** Opening DATA EXCERPTS block **
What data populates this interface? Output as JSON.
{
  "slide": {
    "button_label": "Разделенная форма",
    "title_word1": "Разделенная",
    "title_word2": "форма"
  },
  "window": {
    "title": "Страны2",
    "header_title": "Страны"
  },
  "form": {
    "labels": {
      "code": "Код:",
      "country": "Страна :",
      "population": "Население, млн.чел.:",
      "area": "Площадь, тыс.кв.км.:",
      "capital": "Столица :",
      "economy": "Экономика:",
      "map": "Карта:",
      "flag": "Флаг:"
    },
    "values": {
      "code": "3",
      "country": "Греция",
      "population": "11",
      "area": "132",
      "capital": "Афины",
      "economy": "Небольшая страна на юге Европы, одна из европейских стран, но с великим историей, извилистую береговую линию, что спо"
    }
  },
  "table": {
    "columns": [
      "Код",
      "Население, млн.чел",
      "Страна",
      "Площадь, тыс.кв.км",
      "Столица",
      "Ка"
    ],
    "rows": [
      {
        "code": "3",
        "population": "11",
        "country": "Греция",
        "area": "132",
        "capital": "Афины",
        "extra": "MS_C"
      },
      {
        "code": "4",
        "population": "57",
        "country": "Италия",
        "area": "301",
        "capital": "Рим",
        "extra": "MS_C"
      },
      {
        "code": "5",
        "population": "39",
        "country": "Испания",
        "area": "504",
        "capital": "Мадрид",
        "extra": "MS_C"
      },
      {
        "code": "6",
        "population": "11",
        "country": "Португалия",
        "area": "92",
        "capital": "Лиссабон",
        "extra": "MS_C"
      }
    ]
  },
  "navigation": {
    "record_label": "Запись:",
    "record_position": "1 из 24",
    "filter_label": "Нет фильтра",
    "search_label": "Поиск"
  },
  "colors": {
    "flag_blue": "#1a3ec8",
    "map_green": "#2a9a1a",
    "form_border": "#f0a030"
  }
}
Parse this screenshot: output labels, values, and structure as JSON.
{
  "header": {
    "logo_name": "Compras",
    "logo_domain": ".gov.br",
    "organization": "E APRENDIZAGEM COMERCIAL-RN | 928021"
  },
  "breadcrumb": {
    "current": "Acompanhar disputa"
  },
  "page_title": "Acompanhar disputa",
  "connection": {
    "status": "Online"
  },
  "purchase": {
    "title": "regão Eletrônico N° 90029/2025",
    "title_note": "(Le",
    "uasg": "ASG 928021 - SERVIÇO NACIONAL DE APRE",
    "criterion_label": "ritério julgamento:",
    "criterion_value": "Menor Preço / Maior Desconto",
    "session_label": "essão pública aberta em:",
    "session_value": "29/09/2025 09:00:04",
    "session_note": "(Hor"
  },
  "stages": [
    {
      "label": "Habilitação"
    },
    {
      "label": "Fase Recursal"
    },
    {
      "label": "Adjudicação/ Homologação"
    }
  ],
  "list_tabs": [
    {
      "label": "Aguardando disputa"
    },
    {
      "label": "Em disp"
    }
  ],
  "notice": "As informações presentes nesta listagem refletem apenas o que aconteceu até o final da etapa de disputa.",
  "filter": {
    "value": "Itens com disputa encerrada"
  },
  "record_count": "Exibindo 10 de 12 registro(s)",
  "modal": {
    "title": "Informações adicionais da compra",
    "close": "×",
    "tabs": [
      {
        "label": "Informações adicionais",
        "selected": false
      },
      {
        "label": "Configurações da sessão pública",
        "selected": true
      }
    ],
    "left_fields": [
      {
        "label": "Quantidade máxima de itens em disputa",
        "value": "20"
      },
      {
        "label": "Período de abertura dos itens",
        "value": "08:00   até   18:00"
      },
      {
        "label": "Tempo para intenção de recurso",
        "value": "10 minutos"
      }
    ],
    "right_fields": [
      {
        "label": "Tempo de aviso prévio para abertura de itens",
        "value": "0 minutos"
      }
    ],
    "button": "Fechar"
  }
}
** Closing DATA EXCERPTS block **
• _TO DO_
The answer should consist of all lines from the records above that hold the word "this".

• _RESPONSE_
What data populates this interface? Output as JSON.
Parse this screenshot: output labels, values, and structure as JSON.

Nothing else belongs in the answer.